When British filmmaker Orlando von Einsiedel set off to eastern Congo to start filming a documentary about Virunga National Park, he wanted to tell a positive story of rangers saving endangered mountain gorillas from poachers.
Little did he know that his film about the park would become an exposé of the corrupt ways of an international oil company that had set its sight on the park, a UNESCO World Heritage site.
"I came across the story of the rangers (of Virunga)... and I thought the story of the park could tell a bigger story of the rebirth of the entire region," von Einsiedel told Thomson Reuters Foundation in an interview in New York, where the film premiered at the Tribeca Film Festival last week.
As he started working on his project, he learned about an oil company's controversial operations in the area.
The Congolese government granted UK-based Soco International permission to explore for oil in 2010, despite strong opposition from environmental and civil society organisations as well as the UK government.
Fifty-two percent of the concession Soco was granted - a portion of land called Block V - is located within the park borders, and opponents say that oil-related activities in Virunga are illegal.
With help from French journalist Melanie Gouby, von Einsiedel secretly filmed company contractors and supporters as they attempted to bribe park staff in order to obtain access for the firm's operations.
A hidden camera filmed one company manager saying that Congo needed to be recolonised, and that Congolese people were incapable of administering themselves and their country.
After the film was screened in New York, Soco released a statement denying that its ongoing operations in Virunga Park are illegal.
"Soco believes that the film misrepresents its activities in Block V and does not accurately portray the company's track record... of responsible operating," the company said in a statement.
The company also stressed that its exploratory operations won't affect the area of the park that is home to a quarter of the 880 mountain gorillas left in the world.
"Soco's only planned activity continues to be the scientific studies involving environmental baseline studies, social investment projects and a seismic survey of Lake Edward due to start shortly. No drilling has been planned or is warranted at this stage," a statement on its website said.
"I think the issue is that this company has a serious lack of oversight about what it's doing on the ground... and that's incredibly worrying," von Einsiedel said.
NOT JUST OIL
Oil isn't the only threat to the park's survival.
A few weeks into filming, fresh fighting erupted between the Congolese army and M23 rebels - the latest incarnation of the Tutsi-led insurgents who have battled the government in its mineral-rich eastern region since 1996, in a conflict that has caused the deaths of millions from violence, hunger and disease.

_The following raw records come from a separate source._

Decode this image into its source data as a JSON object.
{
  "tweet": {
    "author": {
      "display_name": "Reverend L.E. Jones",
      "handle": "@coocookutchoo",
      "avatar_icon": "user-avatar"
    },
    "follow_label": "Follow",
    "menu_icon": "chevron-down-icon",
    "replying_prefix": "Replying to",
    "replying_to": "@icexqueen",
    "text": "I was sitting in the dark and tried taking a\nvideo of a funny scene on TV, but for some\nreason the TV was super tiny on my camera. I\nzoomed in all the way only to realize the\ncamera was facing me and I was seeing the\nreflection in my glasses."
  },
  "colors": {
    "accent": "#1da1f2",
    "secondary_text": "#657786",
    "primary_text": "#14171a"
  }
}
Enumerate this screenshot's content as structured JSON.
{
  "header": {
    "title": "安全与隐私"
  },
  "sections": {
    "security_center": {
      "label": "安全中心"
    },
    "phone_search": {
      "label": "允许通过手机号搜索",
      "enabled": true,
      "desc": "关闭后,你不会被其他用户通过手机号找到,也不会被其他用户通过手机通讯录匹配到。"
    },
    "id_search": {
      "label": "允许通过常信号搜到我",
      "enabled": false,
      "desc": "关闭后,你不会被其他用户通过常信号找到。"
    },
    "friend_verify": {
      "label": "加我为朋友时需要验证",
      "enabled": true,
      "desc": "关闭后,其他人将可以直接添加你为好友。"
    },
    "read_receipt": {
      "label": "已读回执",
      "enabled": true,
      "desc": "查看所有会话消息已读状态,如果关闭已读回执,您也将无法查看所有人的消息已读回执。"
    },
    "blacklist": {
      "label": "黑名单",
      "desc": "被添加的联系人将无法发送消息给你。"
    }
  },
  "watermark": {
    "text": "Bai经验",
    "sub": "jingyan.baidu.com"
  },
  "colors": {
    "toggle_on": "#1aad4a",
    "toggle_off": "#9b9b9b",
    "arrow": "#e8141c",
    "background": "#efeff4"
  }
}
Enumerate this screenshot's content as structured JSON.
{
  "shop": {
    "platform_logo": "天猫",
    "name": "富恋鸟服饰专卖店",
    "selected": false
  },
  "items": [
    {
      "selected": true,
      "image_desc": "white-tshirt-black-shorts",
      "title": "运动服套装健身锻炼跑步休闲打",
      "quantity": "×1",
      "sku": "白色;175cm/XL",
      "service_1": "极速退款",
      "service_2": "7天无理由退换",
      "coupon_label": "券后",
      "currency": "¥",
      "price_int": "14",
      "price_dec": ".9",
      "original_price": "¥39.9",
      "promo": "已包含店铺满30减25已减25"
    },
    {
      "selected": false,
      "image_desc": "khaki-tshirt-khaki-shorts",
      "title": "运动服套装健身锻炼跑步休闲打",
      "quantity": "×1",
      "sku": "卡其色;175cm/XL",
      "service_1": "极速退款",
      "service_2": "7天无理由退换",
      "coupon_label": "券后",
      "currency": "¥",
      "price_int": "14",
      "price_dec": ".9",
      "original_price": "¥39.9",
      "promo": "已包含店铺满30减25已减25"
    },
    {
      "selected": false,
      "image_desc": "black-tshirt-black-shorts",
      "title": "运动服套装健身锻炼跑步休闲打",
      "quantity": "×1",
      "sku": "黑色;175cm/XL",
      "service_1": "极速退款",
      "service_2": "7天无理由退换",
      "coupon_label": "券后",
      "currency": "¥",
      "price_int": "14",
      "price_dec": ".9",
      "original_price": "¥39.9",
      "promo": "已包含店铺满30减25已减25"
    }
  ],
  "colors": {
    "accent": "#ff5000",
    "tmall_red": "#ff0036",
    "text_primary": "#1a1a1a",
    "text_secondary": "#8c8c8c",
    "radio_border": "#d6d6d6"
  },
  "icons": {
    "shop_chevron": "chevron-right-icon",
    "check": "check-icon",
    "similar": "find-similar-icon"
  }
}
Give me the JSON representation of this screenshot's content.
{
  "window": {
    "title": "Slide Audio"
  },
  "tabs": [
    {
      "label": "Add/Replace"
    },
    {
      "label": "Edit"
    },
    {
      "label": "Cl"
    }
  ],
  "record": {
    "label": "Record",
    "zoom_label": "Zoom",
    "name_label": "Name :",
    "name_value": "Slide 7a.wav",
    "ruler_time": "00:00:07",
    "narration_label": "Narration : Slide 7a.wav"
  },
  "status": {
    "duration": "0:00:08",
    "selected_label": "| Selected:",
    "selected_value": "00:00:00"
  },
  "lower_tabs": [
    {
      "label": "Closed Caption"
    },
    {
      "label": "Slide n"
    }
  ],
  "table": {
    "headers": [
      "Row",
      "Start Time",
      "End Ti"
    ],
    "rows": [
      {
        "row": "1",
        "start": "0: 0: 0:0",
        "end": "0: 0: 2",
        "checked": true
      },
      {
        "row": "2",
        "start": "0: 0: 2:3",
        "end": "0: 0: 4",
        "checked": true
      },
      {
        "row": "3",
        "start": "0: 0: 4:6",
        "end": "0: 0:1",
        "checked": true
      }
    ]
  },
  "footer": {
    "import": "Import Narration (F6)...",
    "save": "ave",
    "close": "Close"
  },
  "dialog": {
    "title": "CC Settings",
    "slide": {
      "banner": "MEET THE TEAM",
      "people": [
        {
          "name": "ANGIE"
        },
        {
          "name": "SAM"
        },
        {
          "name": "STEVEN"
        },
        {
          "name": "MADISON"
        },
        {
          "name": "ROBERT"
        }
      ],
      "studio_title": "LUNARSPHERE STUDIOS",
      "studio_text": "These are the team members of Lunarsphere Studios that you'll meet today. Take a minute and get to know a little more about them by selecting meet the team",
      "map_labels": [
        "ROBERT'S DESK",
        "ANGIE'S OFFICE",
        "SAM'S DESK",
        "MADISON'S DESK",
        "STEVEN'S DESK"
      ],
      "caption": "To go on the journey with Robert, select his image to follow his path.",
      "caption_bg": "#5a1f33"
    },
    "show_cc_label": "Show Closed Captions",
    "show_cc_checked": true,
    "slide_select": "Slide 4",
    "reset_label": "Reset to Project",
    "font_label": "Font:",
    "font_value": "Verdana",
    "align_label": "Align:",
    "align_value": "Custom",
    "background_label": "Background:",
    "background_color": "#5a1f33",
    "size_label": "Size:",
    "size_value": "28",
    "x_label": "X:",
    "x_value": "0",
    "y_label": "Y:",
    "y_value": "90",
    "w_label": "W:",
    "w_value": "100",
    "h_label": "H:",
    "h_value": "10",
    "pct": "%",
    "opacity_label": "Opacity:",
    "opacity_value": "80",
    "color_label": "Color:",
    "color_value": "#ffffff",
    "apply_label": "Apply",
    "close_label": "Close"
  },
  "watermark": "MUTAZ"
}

"Frankly, there were moments when I was absolutely terrified, but I think what I always took away from it is how the rangers were dealing with that for the past 20 years," von Einsiedel said.
The Congolese government and the rebels signed a peace deal in December.
Defending Virunga is notoriously risky business. According to the park's website, more than 130 rangers were killed protecting the natural reserve and its gorillas.
Earlier this month, the park's director Emmanuel de Merode, a member of the Belgian royal family and one of Africa's leading conservationists, was shot four times on the road linking the park's headquarters in Rumangabo to Goma, the capital of North Kivu province.
De Merode, who features prominently in the film, is now in stable conditions and recovering at a hospital in Kenya's capital Nairobi, according to von Einsiedel.
In one of the film's most tense scenes, de Merode is shown leading the park's rangers as they organise to defend Virunga from fighting between the Congolese army and M23 rebels.
The documentary also shows the deep bond of affection between rangers and the gorillas.
Von Einsiedel stressed the importance of raising awareness about the shady dealings that are threatening the park.
"If Virunga folds in the face of business interest, where does that leave other protected sites?"